◆ **TASK DIRECTIONS**: Copy out the lines below that hold the word "Exemplare".

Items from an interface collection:
------------------------------------------------------------------------
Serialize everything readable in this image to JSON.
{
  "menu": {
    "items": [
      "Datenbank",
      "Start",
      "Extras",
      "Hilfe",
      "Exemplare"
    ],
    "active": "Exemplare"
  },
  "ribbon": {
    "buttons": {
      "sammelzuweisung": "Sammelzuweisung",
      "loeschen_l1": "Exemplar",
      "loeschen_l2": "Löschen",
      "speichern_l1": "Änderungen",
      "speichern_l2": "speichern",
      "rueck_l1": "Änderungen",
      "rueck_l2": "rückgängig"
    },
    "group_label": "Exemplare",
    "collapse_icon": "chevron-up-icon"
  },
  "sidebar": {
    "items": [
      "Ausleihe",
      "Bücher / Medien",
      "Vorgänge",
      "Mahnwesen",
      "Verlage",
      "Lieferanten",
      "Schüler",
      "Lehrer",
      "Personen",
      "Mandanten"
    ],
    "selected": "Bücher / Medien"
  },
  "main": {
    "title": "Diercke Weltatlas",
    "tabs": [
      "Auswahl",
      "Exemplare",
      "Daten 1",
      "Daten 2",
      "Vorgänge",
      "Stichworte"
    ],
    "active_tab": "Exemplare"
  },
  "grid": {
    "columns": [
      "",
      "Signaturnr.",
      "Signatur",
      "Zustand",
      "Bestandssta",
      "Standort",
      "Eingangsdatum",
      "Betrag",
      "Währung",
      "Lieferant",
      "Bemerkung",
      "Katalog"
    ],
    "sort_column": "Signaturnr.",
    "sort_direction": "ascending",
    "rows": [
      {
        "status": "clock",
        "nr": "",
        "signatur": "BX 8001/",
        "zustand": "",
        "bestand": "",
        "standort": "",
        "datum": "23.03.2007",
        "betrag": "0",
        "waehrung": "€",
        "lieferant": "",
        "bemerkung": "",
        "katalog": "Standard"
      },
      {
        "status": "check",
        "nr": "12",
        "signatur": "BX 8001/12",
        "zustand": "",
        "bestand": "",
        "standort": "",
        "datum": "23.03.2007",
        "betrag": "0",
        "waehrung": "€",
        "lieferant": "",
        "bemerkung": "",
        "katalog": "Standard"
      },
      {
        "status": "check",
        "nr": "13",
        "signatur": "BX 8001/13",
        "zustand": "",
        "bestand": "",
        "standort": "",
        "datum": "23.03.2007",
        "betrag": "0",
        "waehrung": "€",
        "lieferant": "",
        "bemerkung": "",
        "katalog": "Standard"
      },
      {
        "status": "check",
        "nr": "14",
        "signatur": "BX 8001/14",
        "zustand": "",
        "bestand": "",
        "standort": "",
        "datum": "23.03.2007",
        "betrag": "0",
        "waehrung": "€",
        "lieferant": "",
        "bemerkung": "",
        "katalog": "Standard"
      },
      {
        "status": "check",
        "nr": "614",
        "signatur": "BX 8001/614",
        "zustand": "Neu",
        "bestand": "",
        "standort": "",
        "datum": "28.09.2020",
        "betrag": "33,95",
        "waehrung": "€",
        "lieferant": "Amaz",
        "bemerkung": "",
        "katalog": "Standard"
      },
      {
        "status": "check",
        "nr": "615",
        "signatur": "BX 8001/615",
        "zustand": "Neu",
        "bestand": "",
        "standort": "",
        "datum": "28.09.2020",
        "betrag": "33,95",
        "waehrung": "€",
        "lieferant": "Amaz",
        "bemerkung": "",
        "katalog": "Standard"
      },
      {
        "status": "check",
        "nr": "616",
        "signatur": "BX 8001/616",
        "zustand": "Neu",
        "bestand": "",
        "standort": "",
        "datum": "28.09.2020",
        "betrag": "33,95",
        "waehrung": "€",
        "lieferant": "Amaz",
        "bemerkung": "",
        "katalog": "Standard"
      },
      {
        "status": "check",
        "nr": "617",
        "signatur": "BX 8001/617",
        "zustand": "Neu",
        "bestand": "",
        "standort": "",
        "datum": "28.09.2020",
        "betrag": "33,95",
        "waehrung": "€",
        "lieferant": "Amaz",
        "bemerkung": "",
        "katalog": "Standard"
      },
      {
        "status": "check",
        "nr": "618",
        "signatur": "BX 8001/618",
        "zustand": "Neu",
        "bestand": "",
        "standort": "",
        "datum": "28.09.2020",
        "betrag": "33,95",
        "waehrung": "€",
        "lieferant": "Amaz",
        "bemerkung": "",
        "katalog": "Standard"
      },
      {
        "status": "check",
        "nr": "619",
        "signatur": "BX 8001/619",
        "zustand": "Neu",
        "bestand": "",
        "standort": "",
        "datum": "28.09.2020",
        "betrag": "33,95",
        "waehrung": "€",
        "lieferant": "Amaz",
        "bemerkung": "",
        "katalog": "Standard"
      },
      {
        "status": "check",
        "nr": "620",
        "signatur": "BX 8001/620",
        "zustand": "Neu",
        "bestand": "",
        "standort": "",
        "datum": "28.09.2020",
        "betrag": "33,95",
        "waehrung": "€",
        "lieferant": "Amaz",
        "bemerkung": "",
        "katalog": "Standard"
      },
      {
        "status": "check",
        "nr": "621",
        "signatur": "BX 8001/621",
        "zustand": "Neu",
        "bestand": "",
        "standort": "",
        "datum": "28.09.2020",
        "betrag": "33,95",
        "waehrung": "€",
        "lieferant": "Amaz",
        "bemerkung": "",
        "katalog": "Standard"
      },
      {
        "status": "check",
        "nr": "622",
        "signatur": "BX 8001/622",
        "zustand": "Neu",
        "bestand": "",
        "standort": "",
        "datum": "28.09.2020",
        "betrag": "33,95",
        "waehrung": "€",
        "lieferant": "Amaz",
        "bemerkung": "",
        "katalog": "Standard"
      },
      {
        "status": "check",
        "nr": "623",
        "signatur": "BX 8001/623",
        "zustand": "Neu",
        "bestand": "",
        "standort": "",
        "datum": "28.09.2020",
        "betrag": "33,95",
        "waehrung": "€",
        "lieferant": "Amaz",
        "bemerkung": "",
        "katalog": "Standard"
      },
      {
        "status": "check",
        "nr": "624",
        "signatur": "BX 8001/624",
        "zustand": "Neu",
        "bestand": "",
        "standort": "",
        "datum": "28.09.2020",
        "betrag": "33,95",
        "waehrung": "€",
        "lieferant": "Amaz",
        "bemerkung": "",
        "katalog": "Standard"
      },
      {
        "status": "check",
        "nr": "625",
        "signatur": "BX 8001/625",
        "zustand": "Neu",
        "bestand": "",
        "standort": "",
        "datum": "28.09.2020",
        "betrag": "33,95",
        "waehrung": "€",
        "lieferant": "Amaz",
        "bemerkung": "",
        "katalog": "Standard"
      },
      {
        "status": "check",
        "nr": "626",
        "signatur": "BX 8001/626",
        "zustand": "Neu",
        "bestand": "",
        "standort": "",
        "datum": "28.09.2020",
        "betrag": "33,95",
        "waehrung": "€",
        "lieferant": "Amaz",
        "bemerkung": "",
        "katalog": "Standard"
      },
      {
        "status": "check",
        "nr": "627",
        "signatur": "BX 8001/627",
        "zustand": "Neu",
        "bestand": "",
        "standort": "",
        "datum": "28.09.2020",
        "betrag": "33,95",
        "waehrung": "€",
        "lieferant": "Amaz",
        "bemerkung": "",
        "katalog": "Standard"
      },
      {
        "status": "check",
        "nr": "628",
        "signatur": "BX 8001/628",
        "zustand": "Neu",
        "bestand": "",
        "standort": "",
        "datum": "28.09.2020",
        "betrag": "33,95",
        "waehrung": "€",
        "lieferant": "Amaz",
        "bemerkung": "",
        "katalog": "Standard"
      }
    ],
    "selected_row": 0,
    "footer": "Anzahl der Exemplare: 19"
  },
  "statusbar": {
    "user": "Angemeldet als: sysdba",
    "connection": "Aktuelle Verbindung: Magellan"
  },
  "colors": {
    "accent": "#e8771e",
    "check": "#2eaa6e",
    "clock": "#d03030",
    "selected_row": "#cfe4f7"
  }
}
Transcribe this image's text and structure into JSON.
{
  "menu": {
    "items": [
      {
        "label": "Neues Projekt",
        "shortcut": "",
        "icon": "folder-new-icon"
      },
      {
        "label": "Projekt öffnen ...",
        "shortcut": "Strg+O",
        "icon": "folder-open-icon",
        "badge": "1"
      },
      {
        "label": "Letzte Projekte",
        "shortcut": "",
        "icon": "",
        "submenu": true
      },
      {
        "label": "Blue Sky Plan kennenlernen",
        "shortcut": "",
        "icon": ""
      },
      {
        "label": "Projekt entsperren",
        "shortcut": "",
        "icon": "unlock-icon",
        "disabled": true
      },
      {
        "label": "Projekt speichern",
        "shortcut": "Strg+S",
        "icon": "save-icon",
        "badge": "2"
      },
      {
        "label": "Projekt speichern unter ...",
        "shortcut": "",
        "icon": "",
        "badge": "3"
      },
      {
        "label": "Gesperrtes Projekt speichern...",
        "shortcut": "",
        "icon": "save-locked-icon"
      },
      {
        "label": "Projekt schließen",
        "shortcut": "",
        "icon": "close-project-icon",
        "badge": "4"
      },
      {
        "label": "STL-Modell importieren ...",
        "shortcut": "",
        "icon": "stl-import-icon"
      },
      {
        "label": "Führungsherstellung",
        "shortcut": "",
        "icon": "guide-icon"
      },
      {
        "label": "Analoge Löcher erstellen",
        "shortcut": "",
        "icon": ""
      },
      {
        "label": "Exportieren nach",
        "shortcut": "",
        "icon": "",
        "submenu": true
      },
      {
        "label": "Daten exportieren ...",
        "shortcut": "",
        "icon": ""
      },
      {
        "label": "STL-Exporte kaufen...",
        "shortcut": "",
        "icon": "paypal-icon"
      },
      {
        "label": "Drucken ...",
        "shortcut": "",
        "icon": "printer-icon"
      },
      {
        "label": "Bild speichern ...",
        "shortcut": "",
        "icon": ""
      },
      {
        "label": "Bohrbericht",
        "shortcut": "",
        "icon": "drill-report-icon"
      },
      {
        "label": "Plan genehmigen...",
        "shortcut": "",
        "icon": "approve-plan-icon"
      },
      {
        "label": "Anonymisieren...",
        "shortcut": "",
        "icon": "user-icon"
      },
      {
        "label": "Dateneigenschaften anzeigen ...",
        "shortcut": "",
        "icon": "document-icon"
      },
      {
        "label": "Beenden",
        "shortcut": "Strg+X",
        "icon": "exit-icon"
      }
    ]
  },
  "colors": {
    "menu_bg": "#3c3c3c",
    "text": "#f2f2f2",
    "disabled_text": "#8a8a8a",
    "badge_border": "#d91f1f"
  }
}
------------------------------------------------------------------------
◆ **RESPONSE BOX**:
      "Exemplare"
    "active": "Exemplare"
    "group_label": "Exemplare",
      "Exemplare",
    "active_tab": "Exemplare"
    "footer": "Anzahl der Exemplare: 19"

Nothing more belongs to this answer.